I was reminded of how many different liberalisms there are, most of them having to do with the dictionary definition of the word as liberal-minded. In my previously reading another author, Domenico Losurdo, it took quite a bit of struggle to grasp his European perspective of liberalism, which I came to realize included and emphasized what in the US would be called conservatism. Maybe Losurdo is onto something, as I discovered looking at Pew results showing a significant number of Americans self-identify as conservative even as they hold stereotypically liberal views across the board, socially and economically.
Bageant was certainly not using a European perspective or thinking about complicating survey results. He never clearly defines what he means by liberal, but it became clear through his usage. He seemed to be using the category, in the American context, as representing people with all or most of the following:
1) White, ancestrally and/or culturally WASP, identified with the dominant culture and social order.
2) Native-born American, with unconscious or unadmitted tendencies toward nativism and ethno-nationalism, their loyalty ultimately being to the status quo of white America, multiculturalist rhetoric aside.
3) Mainstream, born into privilege along with relatively more power and influence, a part of the system and invested in the system.
4) Gatekeepers of the mainstream, defenders of the status quo, middle-to-upper class economic elite, well-educated intellectual elite, salaried professional employees in academia, media, and other respectable fields.

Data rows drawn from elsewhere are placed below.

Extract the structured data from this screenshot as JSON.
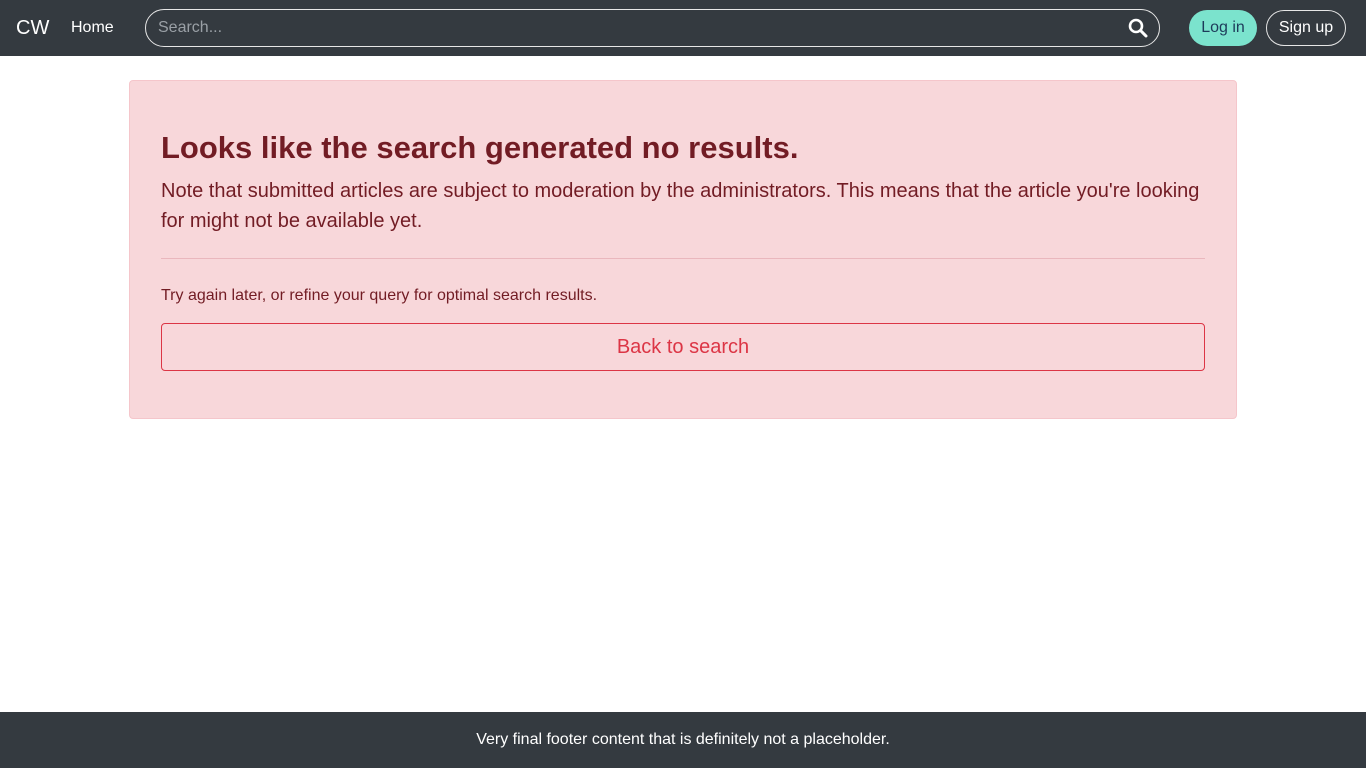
{
  "navbar": {
    "brand": "CW",
    "home_label": "Home",
    "search": {
      "placeholder": "Search...",
      "value": "",
      "icon": "search-icon"
    },
    "login_label": "Log in",
    "signup_label": "Sign up"
  },
  "alert": {
    "heading": "Looks like the search generated no results.",
    "lead": "Note that submitted articles are subject to moderation by the administrators. This means that the article you're looking for might not be available yet.",
    "note": "Try again later, or refine your query for optimal search results.",
    "back_label": "Back to search"
  },
  "footer": {
    "text": "Very final footer content that is definitely not a placeholder."
  },
  "colors": {
    "navbar": "#343a40",
    "alert_bg": "#f8d7da",
    "alert_text": "#721c24",
    "danger": "#dc3545",
    "login_bg": "#7be3cd"
  }
}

5) Secularists and atheists, critics of the lower classes and low culture.
6) Democrats, partisan voters, politically involved as activists, leaders, politicians, pundits, and talking heads.
It is the stereotype of the liberal elite. As a liberal, I don’t fit much of that. I question this stereotype, popular both on the far right and the far left. I’m not arguing that only I, as a liberal, get to define liberalism. My point is just that there is more to liberalism than a stereotype.

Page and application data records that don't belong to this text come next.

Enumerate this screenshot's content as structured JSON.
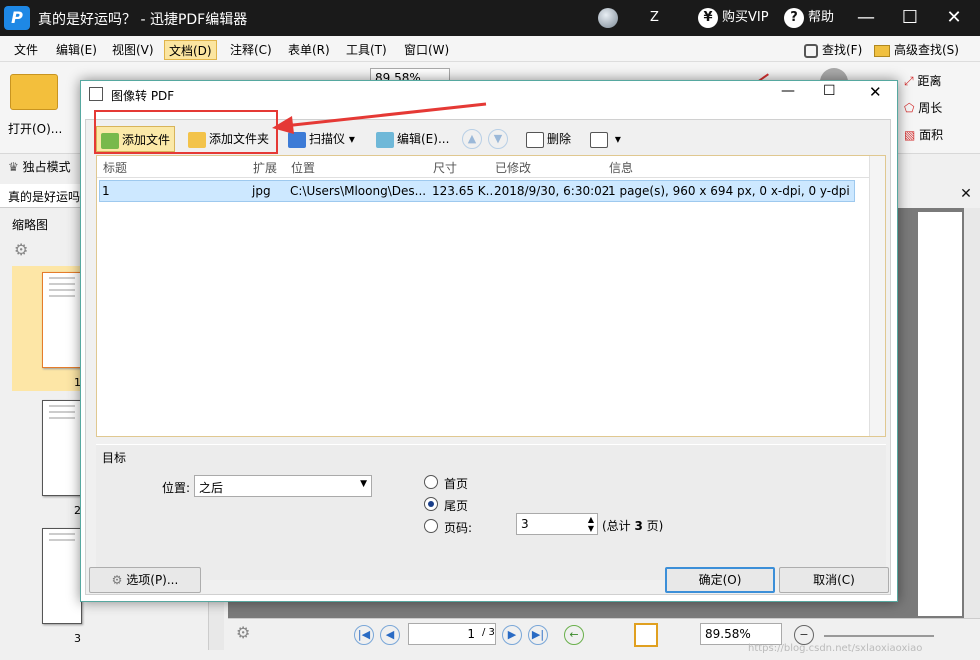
{
  "window": {
    "logo_letter": "P",
    "title": "真的是好运吗？ - 迅捷PDF编辑器",
    "user_initial": "Z",
    "buy_vip": "购买VIP",
    "help": "帮助",
    "vip_icon": "¥",
    "help_icon": "?"
  },
  "menu": [
    "文件",
    "编辑(E)",
    "视图(V)",
    "文档(D)",
    "注释(C)",
    "表单(R)",
    "工具(T)",
    "窗口(W)"
  ],
  "menu_right": {
    "find": "查找(F)",
    "advanced_find": "高级查找(S)"
  },
  "ribbon": {
    "open_label": "打开(O)...",
    "zoom_value": "89.58%",
    "distance": "距离",
    "perimeter": "周长",
    "area": "面积"
  },
  "left_panel": {
    "exclusive_mode": "独占模式",
    "doc_tab": "真的是好运吗",
    "thumbs_title": "缩略图",
    "pages": [
      "1",
      "2",
      "3"
    ]
  },
  "dialog": {
    "title": "图像转 PDF",
    "toolbar": {
      "add_file": "添加文件",
      "add_folder": "添加文件夹",
      "scanner": "扫描仪",
      "edit": "编辑(E)...",
      "delete": "删除"
    },
    "columns": [
      "标题",
      "扩展",
      "位置",
      "尺寸",
      "已修改",
      "信息"
    ],
    "rows": [
      {
        "title": "1",
        "ext": "jpg",
        "location": "C:\\Users\\Mloong\\Des...",
        "size": "123.65 K..",
        "modified": "2018/9/30, 6:30:02",
        "info": "1 page(s), 960 x 694 px, 0 x-dpi, 0 y-dpi"
      }
    ],
    "target_label": "目标",
    "position_label": "位置:",
    "position_value": "之后",
    "radio_first": "首页",
    "radio_last": "尾页",
    "radio_page": "页码:",
    "page_number": "3",
    "total_prefix": "(总计 ",
    "total_count": "3",
    "total_suffix": " 页)",
    "options_btn": "选项(P)...",
    "ok_btn": "确定(O)",
    "cancel_btn": "取消(C)"
  },
  "statusbar": {
    "page_field": "1",
    "page_total": "/ 3",
    "zoom": "89.58%",
    "watermark": "https://blog.csdn.net/sxlaoxiaoxiao"
  },
  "colors": {
    "accent": "#e53935",
    "selection": "#cde8ff",
    "title_bg": "#1a1a1a"
  }
}
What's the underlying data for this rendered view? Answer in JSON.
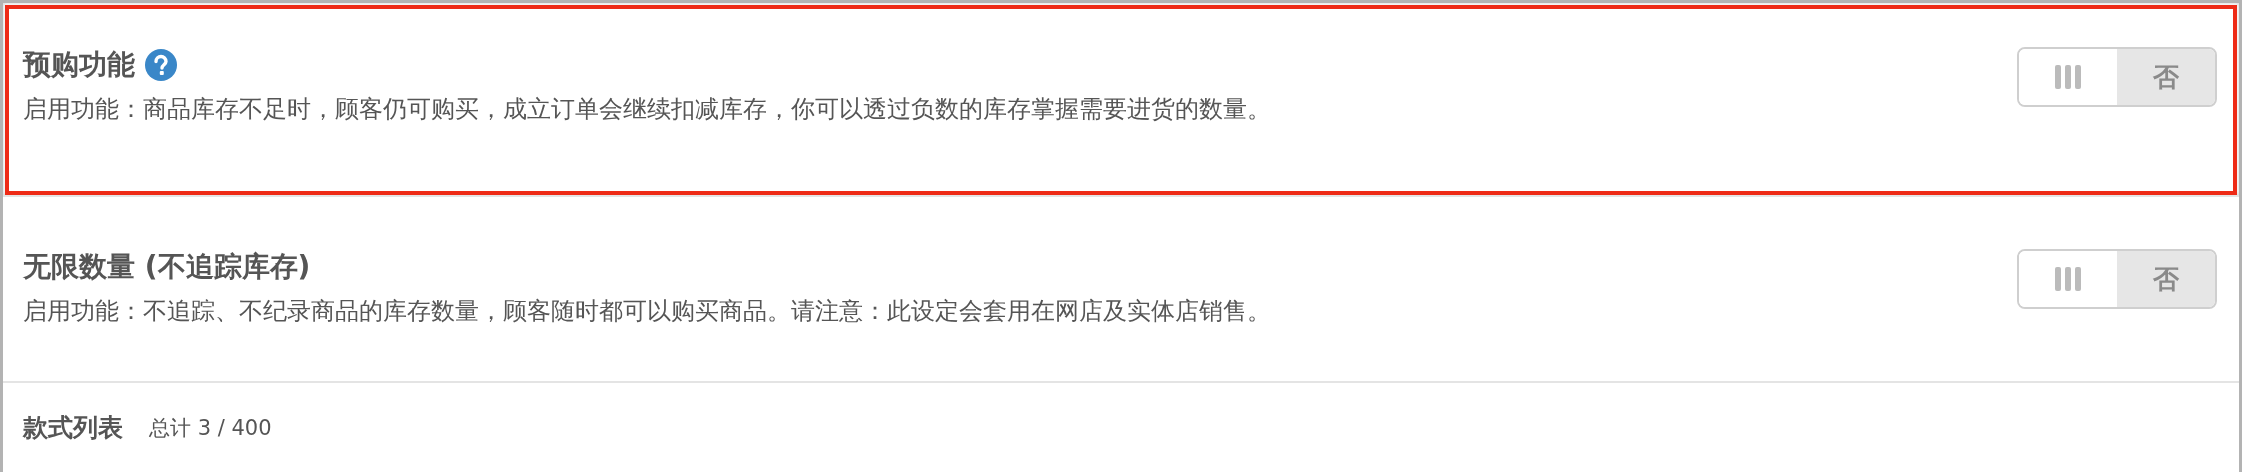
{
  "settings": [
    {
      "title": "预购功能",
      "help": true,
      "highlighted": true,
      "description": "启用功能：商品库存不足时，顾客仍可购买，成立订单会继续扣减库存，你可以透过负数的库存掌握需要进货的数量。",
      "toggle": {
        "on": false,
        "label": "否"
      }
    },
    {
      "title": "无限数量 (不追踪库存)",
      "help": false,
      "highlighted": false,
      "description": "启用功能：不追踪、不纪录商品的库存数量，顾客随时都可以购买商品。请注意：此设定会套用在网店及实体店销售。",
      "toggle": {
        "on": false,
        "label": "否"
      }
    }
  ],
  "variants": {
    "title": "款式列表",
    "count": "总计 3 / 400"
  }
}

One of the problems is that many people who get labeled by others as liberal don’t self-identify as liberal nor necessarily hold strong liberal views, maybe even holding some rather illiberal views. I like to use Obama as a case in point. He doesn’t claim to be liberal. Liberal rhetoric aside, he doesn’t act overly liberal. If liberal rhetoric is all it takes to be liberal, then most people in this post-Enlightenment world are liberal. That doesn’t seem helpful in understanding liberalism.
There are many Americans, like myself, who identify as liberal or who otherwise consistently hold strong liberal views. Most of these people probably don’t fit the stereotype of liberalism. There are working class liberals. There are even poor liberals, some of whom are homeless or unemployed. There are liberals in prison and in ghettoes. There are liberals in rural farming states. There are disenfranhised liberals and radical liberals. All kinds of liberals in all walks of life.

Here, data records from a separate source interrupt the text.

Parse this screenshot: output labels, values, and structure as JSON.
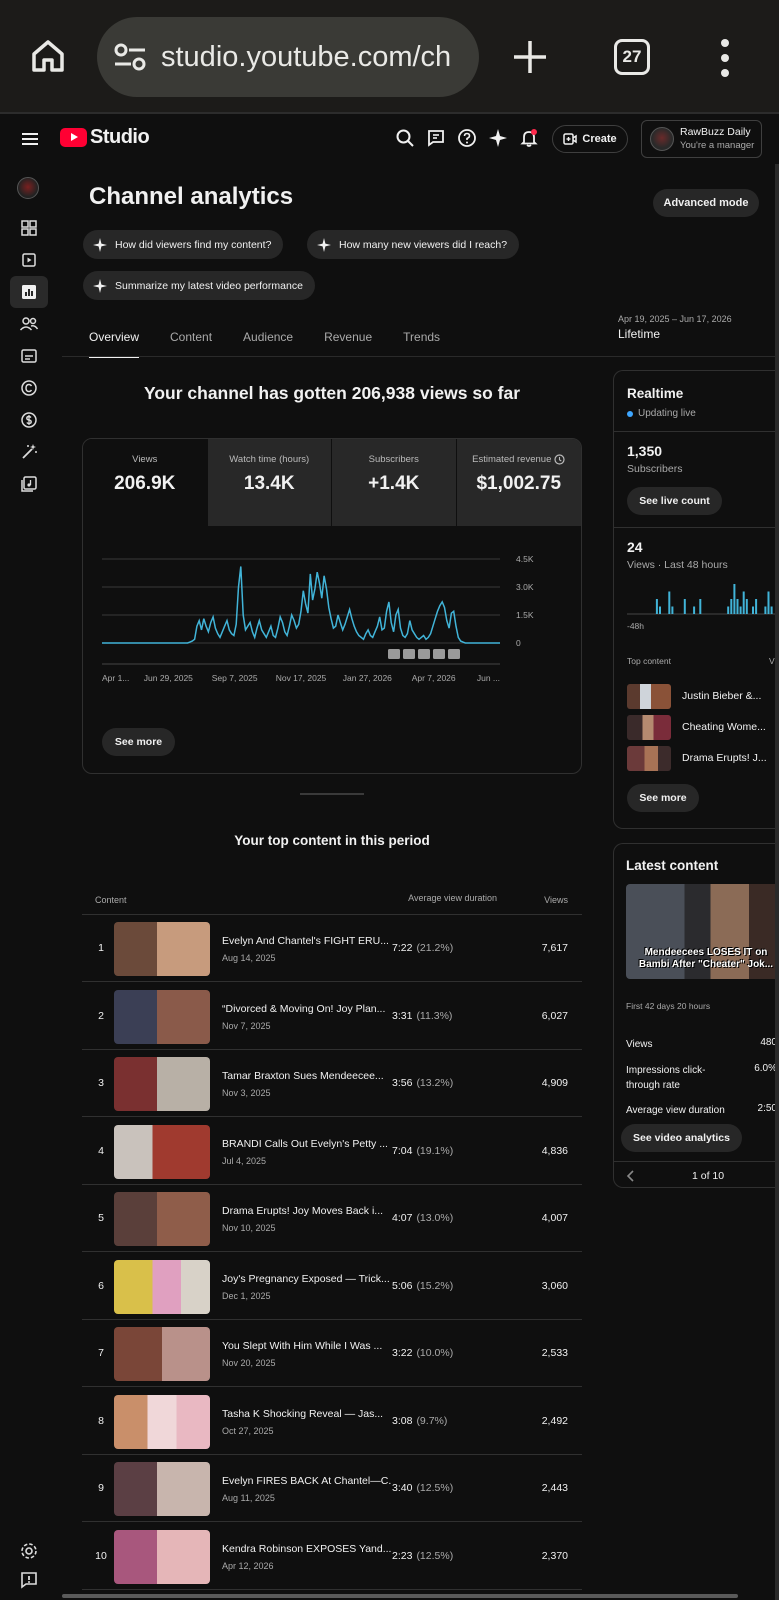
{
  "browser": {
    "url": "studio.youtube.com/ch",
    "tab_count": "27"
  },
  "header": {
    "logo_text": "Studio",
    "create_label": "Create",
    "account_name": "RawBuzz Daily",
    "account_role": "You're a manager"
  },
  "page": {
    "title": "Channel analytics",
    "advanced_mode": "Advanced mode",
    "chips": [
      "How did viewers find my content?",
      "How many new viewers did I reach?",
      "Summarize my latest video performance"
    ],
    "tabs": [
      "Overview",
      "Content",
      "Audience",
      "Revenue",
      "Trends"
    ],
    "date_range": "Apr 19, 2025 – Jun 17, 2026",
    "date_label": "Lifetime",
    "headline": "Your channel has gotten 206,938 views so far"
  },
  "metrics": [
    {
      "label": "Views",
      "value": "206.9K"
    },
    {
      "label": "Watch time (hours)",
      "value": "13.4K"
    },
    {
      "label": "Subscribers",
      "value": "+1.4K"
    },
    {
      "label": "Estimated revenue",
      "value": "$1,002.75"
    }
  ],
  "chart_data": {
    "type": "line",
    "series": [
      {
        "values": [
          0,
          0,
          0,
          0,
          0,
          0,
          0,
          0,
          0,
          0,
          0,
          0,
          0,
          0,
          0,
          0,
          0,
          0,
          0,
          0,
          0,
          0,
          0,
          0,
          0,
          0,
          0,
          0,
          0,
          0,
          0,
          0,
          0,
          0,
          0,
          0,
          0,
          0,
          50,
          100,
          200,
          900,
          1200,
          700,
          1300,
          900,
          600,
          1100,
          1400,
          800,
          500,
          300,
          600,
          900,
          1200,
          700,
          500,
          400,
          1000,
          3000,
          4100,
          1500,
          700,
          900,
          1100,
          600,
          300,
          800,
          1200,
          700,
          500,
          300,
          600,
          900,
          400,
          300,
          800,
          1400,
          1100,
          600,
          400,
          900,
          1500,
          1200,
          800,
          1000,
          1700,
          2800,
          2100,
          1600,
          3700,
          2300,
          2900,
          3800,
          3200,
          2400,
          3600,
          2900,
          1900,
          1300,
          800,
          900,
          1500,
          1100,
          700,
          1000,
          1400,
          1800,
          1300,
          900,
          600,
          400,
          300,
          200,
          500,
          700,
          400,
          300,
          600,
          900,
          1400,
          700,
          800,
          1700,
          2200,
          1100,
          600,
          1500,
          1800,
          800,
          400,
          300,
          500,
          1200,
          700,
          500,
          300,
          200,
          300,
          400,
          200,
          300,
          500,
          900,
          1300,
          1700,
          2000,
          2200,
          1900,
          1200,
          800,
          1600,
          1700,
          900,
          300,
          100,
          50,
          0,
          0,
          0,
          0,
          0,
          0,
          0,
          0,
          0,
          0,
          0,
          0,
          0,
          0,
          0,
          0
        ]
      }
    ],
    "x_tick_labels": [
      "Apr 1...",
      "Jun 29, 2025",
      "Sep 7, 2025",
      "Nov 17, 2025",
      "Jan 27, 2026",
      "Apr 7, 2026",
      "Jun ..."
    ],
    "y_tick_labels": [
      "4.5K",
      "3.0K",
      "1.5K",
      "0"
    ],
    "ylim": [
      0,
      4500
    ],
    "color": "#41b4d8",
    "grid": true
  },
  "card": {
    "see_more": "See more"
  },
  "top_content": {
    "title": "Your top content in this period",
    "col_content": "Content",
    "col_avd": "Average view duration",
    "col_views": "Views",
    "rows": [
      {
        "rank": "1",
        "title": "Evelyn And Chantel's FIGHT ERU...",
        "date": "Aug 14, 2025",
        "dur": "7:22",
        "pct": "(21.2%)",
        "views": "7,617"
      },
      {
        "rank": "2",
        "title": "“Divorced & Moving On! Joy Plan...",
        "date": "Nov 7, 2025",
        "dur": "3:31",
        "pct": "(11.3%)",
        "views": "6,027"
      },
      {
        "rank": "3",
        "title": "Tamar Braxton Sues Mendeecee...",
        "date": "Nov 3, 2025",
        "dur": "3:56",
        "pct": "(13.2%)",
        "views": "4,909"
      },
      {
        "rank": "4",
        "title": "BRANDI Calls Out Evelyn's Petty ...",
        "date": "Jul 4, 2025",
        "dur": "7:04",
        "pct": "(19.1%)",
        "views": "4,836"
      },
      {
        "rank": "5",
        "title": "Drama Erupts! Joy Moves Back i...",
        "date": "Nov 10, 2025",
        "dur": "4:07",
        "pct": "(13.0%)",
        "views": "4,007"
      },
      {
        "rank": "6",
        "title": "Joy's Pregnancy Exposed — Trick...",
        "date": "Dec 1, 2025",
        "dur": "5:06",
        "pct": "(15.2%)",
        "views": "3,060"
      },
      {
        "rank": "7",
        "title": "You Slept With Him While I Was ...",
        "date": "Nov 20, 2025",
        "dur": "3:22",
        "pct": "(10.0%)",
        "views": "2,533"
      },
      {
        "rank": "8",
        "title": "Tasha K Shocking Reveal — Jas...",
        "date": "Oct 27, 2025",
        "dur": "3:08",
        "pct": "(9.7%)",
        "views": "2,492"
      },
      {
        "rank": "9",
        "title": "Evelyn FIRES BACK At Chantel—C...",
        "date": "Aug 11, 2025",
        "dur": "3:40",
        "pct": "(12.5%)",
        "views": "2,443"
      },
      {
        "rank": "10",
        "title": "Kendra Robinson EXPOSES Yand...",
        "date": "Apr 12, 2026",
        "dur": "2:23",
        "pct": "(12.5%)",
        "views": "2,370"
      }
    ]
  },
  "realtime": {
    "title": "Realtime",
    "status": "Updating live",
    "subs_value": "1,350",
    "subs_label": "Subscribers",
    "live_count_btn": "See live count",
    "views_value": "24",
    "views_label": "Views · Last 48 hours",
    "axis_start": "-48h",
    "bars": [
      0,
      0,
      0,
      0,
      0,
      0,
      0,
      0,
      0,
      2,
      1,
      0,
      0,
      3,
      1,
      0,
      0,
      0,
      2,
      0,
      0,
      1,
      0,
      2,
      0,
      0,
      0,
      0,
      0,
      0,
      0,
      0,
      1,
      2,
      4,
      2,
      1,
      3,
      2,
      0,
      1,
      2,
      0,
      0,
      1,
      3,
      1,
      0,
      0
    ],
    "top_content_label": "Top content",
    "top_content_col": "V",
    "top_items": [
      "Justin Bieber &...",
      "Cheating Wome...",
      "Drama Erupts! J..."
    ],
    "see_more": "See more"
  },
  "latest": {
    "title": "Latest content",
    "thumb_caption_1": "Mendeecees LOSES IT on",
    "thumb_caption_2": "Bambi After \"Cheater\" Jok...",
    "first_period": "First 42 days 20 hours",
    "stats": [
      {
        "label": "Views",
        "value": "480"
      },
      {
        "label": "Impressions click-through rate",
        "value": "6.0%"
      },
      {
        "label": "Average view duration",
        "value": "2:50"
      }
    ],
    "analytics_btn": "See video analytics",
    "pager": "1 of 10"
  }
}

I might go so far as to argue this is the silent majority of liberals. They aren’t the liberal elite and so they aren’t heard. The average liberal gets less attention than the average conservative, because the mainstream narrative portrays the average American as conservative. But polls don’t support this assumption, this stereotype of a liberal elite versus the conservative masses. In many ways, the masses are more liberal than the elite.
It was unfortunate that an otherwise insightful thinker like Bageant fell into that trap of political rhetoric. He was asking about how do we get the poor and working class to become better educated and informed. A good question, if framed correctly.
What Bageant didn’t note was that there are and always have been many liberals like me. I’m well read and put a lot of effort into undersanding the world, but I’m not an elite of any kind, especially not an intellectual elite. My mostly working class family arose out of poverty in recent generations and, working class myself, I’ve lived below the poverty line before and don’t live far above it now.
There is a whole new generation that has been hitting adulthood during this new century. They are more well educated and have more access to info (including alternative sources) than any generation in history. They also have high rates of unemployment and poverty. It is becoming ever more common to find people with college degrees working minimum wage. Relevant to the discussion here, this young generation is also more liberal than previous generations, whatever they may label themselves.
I’m not sure what Bageant thought about these people. Most young whites in many Southern states are also quite liberal, according to the data. Many of the bought Obama’s hype, but they are hardly a partisan stronghold of Democratic loyalty. In writing about his hometown, what Bageant doesn’t talk about are the younger generation, many of whom have left behind that world but have not forgotten it.
Bageant’s Scots-Irish kinfolk aren’t represntative of most poor and working class Americans. They are a sub-population under great stress, a population with a specific history and culture. Generalizations shouldn’t be based upon them. They aren’t the heartland. They are just one of the many dark corners, places growing ever darker as the following generations merge on the socially liberal big cities and metropolises.
In speaking of liberalism and conservatism, we need to look beyond the stereotypes of the past, whether or not those stereotypes ever corresponded to reality.